(Entries taken from a collection)
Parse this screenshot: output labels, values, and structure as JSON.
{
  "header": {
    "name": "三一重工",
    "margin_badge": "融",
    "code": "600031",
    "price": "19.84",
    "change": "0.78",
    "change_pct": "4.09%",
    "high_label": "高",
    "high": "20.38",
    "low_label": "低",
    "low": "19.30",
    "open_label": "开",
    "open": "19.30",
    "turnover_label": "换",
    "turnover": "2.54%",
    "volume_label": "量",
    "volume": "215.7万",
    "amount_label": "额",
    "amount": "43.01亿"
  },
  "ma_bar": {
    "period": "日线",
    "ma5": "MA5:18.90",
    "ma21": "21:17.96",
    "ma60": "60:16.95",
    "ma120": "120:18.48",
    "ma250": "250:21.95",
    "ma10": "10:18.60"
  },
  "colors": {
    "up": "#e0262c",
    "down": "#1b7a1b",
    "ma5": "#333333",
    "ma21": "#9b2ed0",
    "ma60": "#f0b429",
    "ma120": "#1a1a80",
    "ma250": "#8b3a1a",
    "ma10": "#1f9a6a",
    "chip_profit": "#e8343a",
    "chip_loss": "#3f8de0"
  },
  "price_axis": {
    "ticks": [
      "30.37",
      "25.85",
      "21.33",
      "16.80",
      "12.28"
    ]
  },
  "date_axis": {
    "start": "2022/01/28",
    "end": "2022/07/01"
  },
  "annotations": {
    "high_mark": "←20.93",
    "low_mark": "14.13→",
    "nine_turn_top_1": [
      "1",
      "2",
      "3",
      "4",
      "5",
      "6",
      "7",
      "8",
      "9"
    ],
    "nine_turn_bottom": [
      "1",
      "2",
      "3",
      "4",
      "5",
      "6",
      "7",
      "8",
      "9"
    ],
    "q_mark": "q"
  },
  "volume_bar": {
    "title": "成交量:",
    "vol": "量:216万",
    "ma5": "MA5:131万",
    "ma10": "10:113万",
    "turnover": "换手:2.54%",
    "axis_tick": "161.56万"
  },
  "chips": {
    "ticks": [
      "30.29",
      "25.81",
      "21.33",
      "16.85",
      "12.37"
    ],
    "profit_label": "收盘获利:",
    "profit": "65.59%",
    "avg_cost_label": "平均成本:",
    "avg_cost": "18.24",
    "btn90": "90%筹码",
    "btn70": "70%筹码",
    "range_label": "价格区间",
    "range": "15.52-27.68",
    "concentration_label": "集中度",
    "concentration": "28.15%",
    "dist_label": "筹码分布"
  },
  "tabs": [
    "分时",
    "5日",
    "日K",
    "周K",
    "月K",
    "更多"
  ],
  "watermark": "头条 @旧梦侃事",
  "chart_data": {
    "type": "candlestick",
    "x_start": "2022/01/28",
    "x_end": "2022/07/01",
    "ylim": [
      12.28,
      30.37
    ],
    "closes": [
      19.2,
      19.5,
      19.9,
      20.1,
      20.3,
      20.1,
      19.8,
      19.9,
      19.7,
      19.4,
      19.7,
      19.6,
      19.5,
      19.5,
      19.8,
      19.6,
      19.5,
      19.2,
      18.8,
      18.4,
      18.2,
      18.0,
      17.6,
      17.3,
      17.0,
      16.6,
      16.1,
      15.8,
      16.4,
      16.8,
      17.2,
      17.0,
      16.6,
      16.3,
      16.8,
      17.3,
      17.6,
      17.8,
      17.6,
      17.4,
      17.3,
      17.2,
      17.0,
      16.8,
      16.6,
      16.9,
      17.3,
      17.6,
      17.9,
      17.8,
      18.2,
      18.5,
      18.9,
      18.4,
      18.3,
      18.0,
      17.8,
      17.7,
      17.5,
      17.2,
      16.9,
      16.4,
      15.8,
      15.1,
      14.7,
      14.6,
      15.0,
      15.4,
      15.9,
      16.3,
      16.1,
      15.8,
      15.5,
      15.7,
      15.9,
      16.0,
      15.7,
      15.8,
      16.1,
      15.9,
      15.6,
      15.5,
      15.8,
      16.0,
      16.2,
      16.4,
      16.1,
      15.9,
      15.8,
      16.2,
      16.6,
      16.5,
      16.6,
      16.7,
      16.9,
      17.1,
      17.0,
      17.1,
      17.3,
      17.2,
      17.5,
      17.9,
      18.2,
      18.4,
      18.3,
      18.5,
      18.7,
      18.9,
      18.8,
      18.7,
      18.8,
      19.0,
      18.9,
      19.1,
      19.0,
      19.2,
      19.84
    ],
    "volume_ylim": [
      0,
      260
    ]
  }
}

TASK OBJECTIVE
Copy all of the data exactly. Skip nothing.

SOLVED EXERCISE
Parse this screenshot: output labels, values, and structure as JSON.
{
  "header": {
    "name": "三一重工",
    "margin_badge": "融",
    "code": "600031",
    "price": "19.84",
    "change": "0.78",
    "change_pct": "4.09%",
    "high_label": "高",
    "high": "20.38",
    "low_label": "低",
    "low": "19.30",
    "open_label": "开",
    "open": "19.30",
    "turnover_label": "换",
    "turnover": "2.54%",
    "volume_label": "量",
    "volume": "215.7万",
    "amount_label": "额",
    "amount": "43.01亿"
  },
  "ma_bar": {
    "period": "日线",
    "ma5": "MA5:18.90",
    "ma21": "21:17.96",
    "ma60": "60:16.95",
    "ma120": "120:18.48",
    "ma250": "250:21.95",
    "ma10": "10:18.60"
  },
  "colors": {
    "up": "#e0262c",
    "down": "#1b7a1b",
    "ma5": "#333333",
    "ma21": "#9b2ed0",
    "ma60": "#f0b429",
    "ma120": "#1a1a80",
    "ma250": "#8b3a1a",
    "ma10": "#1f9a6a",
    "chip_profit": "#e8343a",
    "chip_loss": "#3f8de0"
  },
  "price_axis": {
    "ticks": [
      "30.37",
      "25.85",
      "21.33",
      "16.80",
      "12.28"
    ]
  },
  "date_axis": {
    "start": "2022/01/28",
    "end": "2022/07/01"
  },
  "annotations": {
    "high_mark": "←20.93",
    "low_mark": "14.13→",
    "nine_turn_top_1": [
      "1",
      "2",
      "3",
      "4",
      "5",
      "6",
      "7",
      "8",
      "9"
    ],
    "nine_turn_bottom": [
      "1",
      "2",
      "3",
      "4",
      "5",
      "6",
      "7",
      "8",
      "9"
    ],
    "q_mark": "q"
  },
  "volume_bar": {
    "title": "成交量:",
    "vol": "量:216万",
    "ma5": "MA5:131万",
    "ma10": "10:113万",
    "turnover": "换手:2.54%",
    "axis_tick": "161.56万"
  },
  "chips": {
    "ticks": [
      "30.29",
      "25.81",
      "21.33",
      "16.85",
      "12.37"
    ],
    "profit_label": "收盘获利:",
    "profit": "65.59%",
    "avg_cost_label": "平均成本:",
    "avg_cost": "18.24",
    "btn90": "90%筹码",
    "btn70": "70%筹码",
    "range_label": "价格区间",
    "range": "15.52-27.68",
    "concentration_label": "集中度",
    "concentration": "28.15%",
    "dist_label": "筹码分布"
  },
  "tabs": [
    "分时",
    "5日",
    "日K",
    "周K",
    "月K",
    "更多"
  ],
  "watermark": "头条 @旧梦侃事",
  "chart_data": {
    "type": "candlestick",
    "x_start": "2022/01/28",
    "x_end": "2022/07/01",
    "ylim": [
      12.28,
      30.37
    ],
    "closes": [
      19.2,
      19.5,
      19.9,
      20.1,
      20.3,
      20.1,
      19.8,
      19.9,
      19.7,
      19.4,
      19.7,
      19.6,
      19.5,
      19.5,
      19.8,
      19.6,
      19.5,
      19.2,
      18.8,
      18.4,
      18.2,
      18.0,
      17.6,
      17.3,
      17.0,
      16.6,
      16.1,
      15.8,
      16.4,
      16.8,
      17.2,
      17.0,
      16.6,
      16.3,
      16.8,
      17.3,
      17.6,
      17.8,
      17.6,
      17.4,
      17.3,
      17.2,
      17.0,
      16.8,
      16.6,
      16.9,
      17.3,
      17.6,
      17.9,
      17.8,
      18.2,
      18.5,
      18.9,
      18.4,
      18.3,
      18.0,
      17.8,
      17.7,
      17.5,
      17.2,
      16.9,
      16.4,
      15.8,
      15.1,
      14.7,
      14.6,
      15.0,
      15.4,
      15.9,
      16.3,
      16.1,
      15.8,
      15.5,
      15.7,
      15.9,
      16.0,
      15.7,
      15.8,
      16.1,
      15.9,
      15.6,
      15.5,
      15.8,
      16.0,
      16.2,
      16.4,
      16.1,
      15.9,
      15.8,
      16.2,
      16.6,
      16.5,
      16.6,
      16.7,
      16.9,
      17.1,
      17.0,
      17.1,
      17.3,
      17.2,
      17.5,
      17.9,
      18.2,
      18.4,
      18.3,
      18.5,
      18.7,
      18.9,
      18.8,
      18.7,
      18.8,
      19.0,
      18.9,
      19.1,
      19.0,
      19.2,
      19.84
    ],
    "volume_ylim": [
      0,
      260
    ]
  }
}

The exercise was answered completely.